For that reason, dogs in general have been tainted. Their current fashionable status has made them less-desirable to someone like me who thrives on bucking the trends. I’m a cat person now. They’re less vulgar than dogs, anyhow. I’m the kind of woman who wears designer labels on the inside of her clothes, and I’m also the kind of woman who leaves her pets at home. Moreover, I don’t believe my cute little kitty-cats appreciate a photo-op as much as I do. The paparazzi would hate them. Look at all the retouching I had to do to little Buttercup’s snapshot!
I remember when the celebrity fragrance trade first hit its stride in the 80s with fabulous concoctions like Debbie Gibson’s Electric Youth.
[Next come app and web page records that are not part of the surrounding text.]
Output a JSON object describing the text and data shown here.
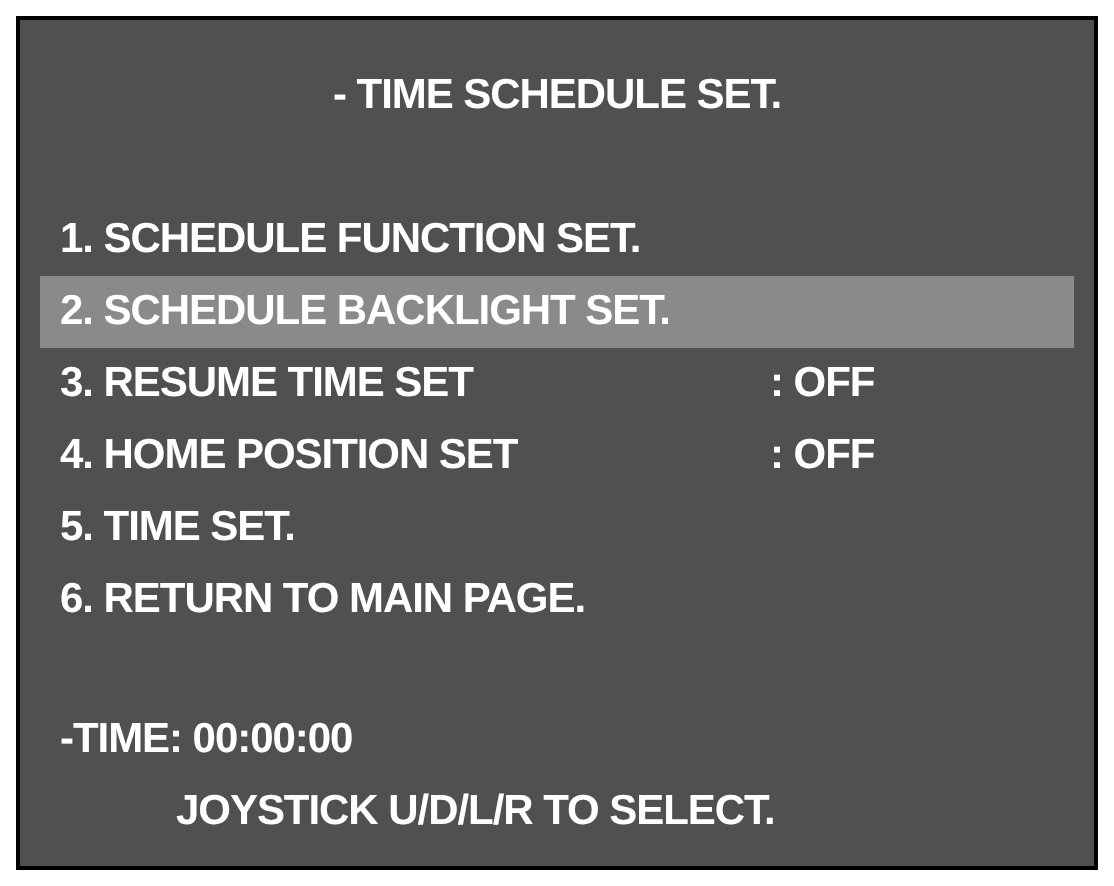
{
  "title": "- TIME SCHEDULE SET.",
  "items": [
    {
      "label": "1. SCHEDULE FUNCTION SET.",
      "selected": false
    },
    {
      "label": "2. SCHEDULE BACKLIGHT SET.",
      "selected": true
    },
    {
      "label": "3. RESUME TIME SET",
      "value": ": OFF",
      "selected": false
    },
    {
      "label": "4. HOME POSITION SET",
      "value": ": OFF",
      "selected": false
    },
    {
      "label": "5. TIME SET.",
      "selected": false
    },
    {
      "label": "6. RETURN TO MAIN PAGE.",
      "selected": false
    }
  ],
  "time": "-TIME: 00:00:00",
  "hint": "JOYSTICK U/D/L/R TO SELECT."
}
It smelled like maraschino cherries that had been soaked in cheap hairspray. Come to think of it, that’s exactly how most of the 80s smelled.
Since then our sensibilities have been assaulted by dozens of celebrity scents. The worst of the lot has to be Curious by Britney Spears. I admit that I haven’t smelled it. Frankly, it scares me to think of how Britney stinks. I imagine getting a whiff of Britney is a lot like a visit to the fairground, where the pleasing odor of fried mini donuts and corn dogs is mingled with the stench of ripe armpits and the vomit-soaked trash can next to the Tilt-a-Whirl.
It makes me wonder: Is there another celebrity out there who would make a worse figurehead for a new fragrance? It’s an idea I’d like to explore. If anyone has a suggestion, please let me know.